Barring a disastrous November employment report or upheaval in financial markets, the era of the Federal Reserve's zero interest rate policy is set to come to an end later this month. Deep dive: The end of ZIRP

The important question to ask is whether it should. While some economists seem divided, financial markets have increased bets that the Fed will follow through and raise the fed funds rate in December. In theory, economic fundamentals support an increase. Yet, the broader global economic context and asymmetric risks of acting prematurely has some, including a few Fed officials, attempting to build a case for policymakers to wait longer before making a move. Deep dive: Measuring the arguments over why the Fed should wait

Arguments against an interest rate hike in December center on the slack in the job market, lack of inflation, and the risk of short-circuiting the expansion by acting too soon. We are less than a year from hitting full employment. Also, what matters for monetary policy is where inflation is headed. A tight rental market, higher healthcare prices, and less pass-through from low energy prices point toward higher core inflation next year.

Any time policy is at an inflection point, there will be disagreement and cold feet. There are some possible arguments for delaying, but some of those arguments hold more water than others.

Prudent risk management could argue for delaying until 2016. The Fed could opt to wait for more concrete signs that inflation is moving toward its 2% target. Waiting would allow for the Fed to be sure that the tighter job market and reduced slack elsewhere in the economy is sufficient to generate stronger growth in core inflation, particularly as some of the weights, including an appreciating dollar, will remain persistent drags. Also, the Fed will be tightening monetary policy as other central banks, including the European Central Bank, ease. That should boost the global economy but put upward pressure on the dollar. Deep dive: PCE Deflator

And the Fed may want to wait to make sure that current low inflation is really being caused by transitory factors, including low energy prices and the stronger U.S. dollar. Global factors have contributed to weakness in a key inflation indicator, the personal consumption expenditure deflator for U.S. goods prices. But growth in services has been unusually weak, rising less than the average since 1990. This suggests that other factors are depressing inflation.

The Fed may also prefer to wait for evidence that wage growth is accelerating, which would be a clear signal that full employment is near. Fed Chair Janet Yellen has said that the Fed will allow the job market to run hot to help inflation return to the target, implying that there is less urgency to tighten as the job market hits or surpasses full employment, a point that is difficult to identify in real time.

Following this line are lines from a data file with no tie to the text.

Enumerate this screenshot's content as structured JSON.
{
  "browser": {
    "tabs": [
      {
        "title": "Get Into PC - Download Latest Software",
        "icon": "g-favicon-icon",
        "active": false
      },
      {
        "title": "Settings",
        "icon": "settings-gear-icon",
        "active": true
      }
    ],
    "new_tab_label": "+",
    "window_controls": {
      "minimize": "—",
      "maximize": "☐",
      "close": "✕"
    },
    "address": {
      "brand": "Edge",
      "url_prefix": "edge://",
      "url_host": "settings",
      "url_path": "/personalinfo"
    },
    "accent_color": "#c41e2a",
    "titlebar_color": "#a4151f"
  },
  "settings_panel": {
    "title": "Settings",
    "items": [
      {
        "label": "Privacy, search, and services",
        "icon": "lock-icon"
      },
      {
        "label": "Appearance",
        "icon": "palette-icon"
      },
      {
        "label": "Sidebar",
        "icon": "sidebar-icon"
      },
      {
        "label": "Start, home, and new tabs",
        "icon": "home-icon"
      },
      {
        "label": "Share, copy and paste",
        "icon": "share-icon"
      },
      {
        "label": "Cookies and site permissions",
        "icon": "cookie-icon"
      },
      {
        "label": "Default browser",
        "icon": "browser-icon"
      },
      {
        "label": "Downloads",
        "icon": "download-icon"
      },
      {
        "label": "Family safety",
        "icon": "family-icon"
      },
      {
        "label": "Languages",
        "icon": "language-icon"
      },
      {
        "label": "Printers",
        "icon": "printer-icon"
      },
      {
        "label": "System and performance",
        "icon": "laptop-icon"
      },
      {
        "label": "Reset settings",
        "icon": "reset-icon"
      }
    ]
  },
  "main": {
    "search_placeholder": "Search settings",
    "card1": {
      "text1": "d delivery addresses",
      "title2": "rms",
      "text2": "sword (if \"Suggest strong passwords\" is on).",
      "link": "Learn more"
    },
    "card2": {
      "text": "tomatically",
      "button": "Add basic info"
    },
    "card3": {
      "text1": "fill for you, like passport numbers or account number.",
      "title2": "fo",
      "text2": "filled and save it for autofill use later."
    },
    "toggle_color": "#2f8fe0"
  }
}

Another argument for waiting is that December isn't the best time because of year-end funding issues, as trading normally declines around the holidays. However, volatility has settled down recently, and the trading standard deviation  in the effective fed funds rate on the last trading day of December has recently been below the average for 2001 to 2014. Further, there isn't a ton of evidence that broader financial market conditions tighten significantly more in December, according to the St. Louis Fed's financial stress index. Therefore, we don't believe this poses an enormous hurdle.

In a similar vein, the Fed has not begun a tightening cycle in December since 1990. Also, over that span only 6% of all rate hikes occurred in December. The Fed was more likely to cut rates in December than increase them. Again, this could be just a fluke tied to how the meeting schedule fell during tightening cycles. Also, the Fed began tapering its quantitative easing program in December, evidence that the central bank isn't overly concerned about removing monetary stimulus in the final month of a year.

While what the Fed should do and ultimate does can be two different things, the economy can handle a small increase in interest rates, particularly as future increases will be gradual, so as to continue nurturing the expansion.

Our interpretation of gradual is a 25-basis-point increase in the target range for the fed funds rate at alternating meetings in 2016. However, this could prove to be too formulaic as the economy will improve in fits and starts next year. Also, a gradual commitment and data dependency don't work well together. The latter gives the Fed more flexibility and is likely the approach it will stress after the first rate hike.

It's also important to note that a 25-basis-point increase in rates won't do significant damage. The benchmark for assessing the stance of monetary policy is the gap between the actual fed funds rate and the nominal equilibrium rate of interest: When the federal funds rate is below the nominal neutral rate, monetary policy is accommodative, and, when it is above the neutral rate, policy is contractionary. Also, there are long and variable lags between when the Fed adjusts interest rates and when adjustments affect the economy.

Whether the liftoff occurs in December or a few months later is ultimately less important than the pace of rate hikes over the next few years. Raising rates in December, followed by a gradual tightening, would allow the Fed to nurture the expansion and reduces the odds that the economy overheats, forcing the Fed to aggressively tighten. In other words, the Fed needs to avoid a boom and bust cycle.

Therefore, slow and steady will win the race.



This article is commentary by an independent contributor. At the time of publication, the author held no positions in the stocks mentioned.